Acc: Navy room
Dist: 60 km
Start: 6:50 End: 16:30
No paddling tomorrow
The night floating around on the Navy boat in open water was quite bumpy, as the boat was rolling from one side to the other even worse than on my very first night on a Navy boat at Cabo manglares. But this time I was lying lower, and I knew which sleeping position kept me a bit stable without sliding off the bench in my litte bow compartment and possibly falling intot the puddle on the floor.
I got reasonable sleep, but as I was switching on my GPS once or twice the night to see our drift, I was thinking I could as well have paddled through the night and reached the destination at early morning with that nice current! But night paddling was not on the Navy’s plan for me here.
We got drifted with the boat 25 km almost into the right direction! Just 24 degrees more east. In the morning, I was up early, and was hoping they strted driving back already almost in darkness, as the other crew had done. But this crew rather wanted to launch me on this spot, probably thinking they’d do me a favor. No, this was not the rule game! They are already bent anyway with me staying the night on the boat, but at least I should paddle *all* the distance and start over again where I stopped last night. So I asked them to please drive back, which took us half an hour – and me probably four hours to paddle!
Today the sea was not as calm as yesterday, and the current was also a tad bit less. Still nice, and when th erain cam, I thought again I’d rather paddle in warm rain than in burning HOT sunshine! Still nothing exciting on the paddle itself, and I was happy to eventually see land in the distance.
Still I decided 60 km should be enough for this day, 15 km left to Juanchaco, but as we were planning to drive into the deep bay of
Buenaventura tonight, I stopped at 4.30 pm to have a bit time to get settled.
Once I saw the northern shore of the huge bay ending eventually up in a river, I thought this looks nice! Cliffs allover, and even a few hotels. At least I could see it from the boat, if I’d not be paddling this detour.
At some point, another coast guard boat came, and they put me back in the water for some footage of me paddling in front of my coast guard boat for the TV date tomorrow. But as soon as I was back on deck, the two boats made a home run which at some point scared the shit out of me…give young men three strong engines each under the butt, and they start to race and to do crazy things… At some point, they were running at highest speed side by side with almost no space any more between the boats, and one guy was
jumping over from our boat to the other to take more pictures from the other side…hey, we are not on a stunt men show here! I was padlling safe solo around Cape Horn, and then would get crashed by the show off of two coast guard boats…a nightmare…
It proved again true, I am never more scared about me and my kayak than in other people’s cars – or boats! Maybe I just need to get used to South American driving style…
But the nightmare for the young guys must have been to drive with lowest speed way behind me, guarding where there was nothing to guard at that point, and watching a damn paddler doing her boring slow job

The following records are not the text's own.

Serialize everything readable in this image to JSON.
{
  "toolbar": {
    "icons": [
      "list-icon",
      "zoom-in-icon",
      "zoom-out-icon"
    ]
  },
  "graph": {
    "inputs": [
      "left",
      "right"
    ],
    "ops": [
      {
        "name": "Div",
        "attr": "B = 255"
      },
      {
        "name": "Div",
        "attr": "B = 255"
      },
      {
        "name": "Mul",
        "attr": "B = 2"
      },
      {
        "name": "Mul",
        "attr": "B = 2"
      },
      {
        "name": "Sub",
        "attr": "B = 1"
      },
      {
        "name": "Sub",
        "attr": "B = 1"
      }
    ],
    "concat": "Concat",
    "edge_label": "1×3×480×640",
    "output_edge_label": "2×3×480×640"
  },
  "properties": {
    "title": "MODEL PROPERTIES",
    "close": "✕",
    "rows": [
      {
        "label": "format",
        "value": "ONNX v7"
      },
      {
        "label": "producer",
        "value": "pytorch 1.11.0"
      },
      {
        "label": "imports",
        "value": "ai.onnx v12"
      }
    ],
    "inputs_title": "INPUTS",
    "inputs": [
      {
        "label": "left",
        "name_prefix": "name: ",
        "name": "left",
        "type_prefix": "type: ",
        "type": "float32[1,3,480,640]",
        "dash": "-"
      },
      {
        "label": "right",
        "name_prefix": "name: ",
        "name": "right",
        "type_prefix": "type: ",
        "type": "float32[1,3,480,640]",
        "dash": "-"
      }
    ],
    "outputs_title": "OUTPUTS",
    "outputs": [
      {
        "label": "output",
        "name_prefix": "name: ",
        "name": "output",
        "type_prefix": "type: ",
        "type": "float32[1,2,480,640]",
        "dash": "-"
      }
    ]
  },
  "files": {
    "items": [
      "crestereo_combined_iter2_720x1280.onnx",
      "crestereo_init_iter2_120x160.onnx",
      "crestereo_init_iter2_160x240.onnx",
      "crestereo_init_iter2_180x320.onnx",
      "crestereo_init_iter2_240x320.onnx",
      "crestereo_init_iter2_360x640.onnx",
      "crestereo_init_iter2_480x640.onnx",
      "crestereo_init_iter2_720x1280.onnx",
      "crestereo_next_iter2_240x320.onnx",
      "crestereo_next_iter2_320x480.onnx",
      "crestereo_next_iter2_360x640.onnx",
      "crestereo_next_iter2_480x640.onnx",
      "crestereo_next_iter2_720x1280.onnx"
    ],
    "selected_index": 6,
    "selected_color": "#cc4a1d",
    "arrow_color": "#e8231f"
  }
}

We arrived at the coast guard station in Buenaventura, which is located on an island of itself. I got greeted by Juan, the Commander of the coast guard station, and got presented a Captain’s rank coast guard hat and a mug. Thanks! Later, Capitán Delgado came along, who was organizing my whole Pacific Colombian Navy/ Coastguard watch. We all set over with the boat to the mainland, where I got taken for dinner into a nice almost traditional by Juan. Thanks again!